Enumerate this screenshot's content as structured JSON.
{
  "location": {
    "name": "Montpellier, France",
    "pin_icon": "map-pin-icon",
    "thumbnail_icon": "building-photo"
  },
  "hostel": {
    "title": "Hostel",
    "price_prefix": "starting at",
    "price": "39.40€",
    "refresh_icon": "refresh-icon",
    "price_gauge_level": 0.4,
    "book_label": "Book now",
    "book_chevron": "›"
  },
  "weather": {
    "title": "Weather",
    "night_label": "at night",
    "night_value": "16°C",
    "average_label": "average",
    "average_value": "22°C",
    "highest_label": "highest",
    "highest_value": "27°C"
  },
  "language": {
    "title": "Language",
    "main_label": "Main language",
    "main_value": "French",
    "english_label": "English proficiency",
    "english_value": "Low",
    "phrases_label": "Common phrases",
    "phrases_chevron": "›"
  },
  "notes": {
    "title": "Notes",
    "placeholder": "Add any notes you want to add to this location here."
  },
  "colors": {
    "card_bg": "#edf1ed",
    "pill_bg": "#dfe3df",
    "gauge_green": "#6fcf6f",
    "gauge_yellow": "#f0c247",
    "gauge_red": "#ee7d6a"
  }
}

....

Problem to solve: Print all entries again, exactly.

Task solution:
Enumerate this screenshot's content as structured JSON.
{
  "location": {
    "name": "Montpellier, France",
    "pin_icon": "map-pin-icon",
    "thumbnail_icon": "building-photo"
  },
  "hostel": {
    "title": "Hostel",
    "price_prefix": "starting at",
    "price": "39.40€",
    "refresh_icon": "refresh-icon",
    "price_gauge_level": 0.4,
    "book_label": "Book now",
    "book_chevron": "›"
  },
  "weather": {
    "title": "Weather",
    "night_label": "at night",
    "night_value": "16°C",
    "average_label": "average",
    "average_value": "22°C",
    "highest_label": "highest",
    "highest_value": "27°C"
  },
  "language": {
    "title": "Language",
    "main_label": "Main language",
    "main_value": "French",
    "english_label": "English proficiency",
    "english_value": "Low",
    "phrases_label": "Common phrases",
    "phrases_chevron": "›"
  },
  "notes": {
    "title": "Notes",
    "placeholder": "Add any notes you want to add to this location here."
  },
  "colors": {
    "card_bg": "#edf1ed",
    "pill_bg": "#dfe3df",
    "gauge_green": "#6fcf6f",
    "gauge_yellow": "#f0c247",
    "gauge_red": "#ee7d6a"
  }
}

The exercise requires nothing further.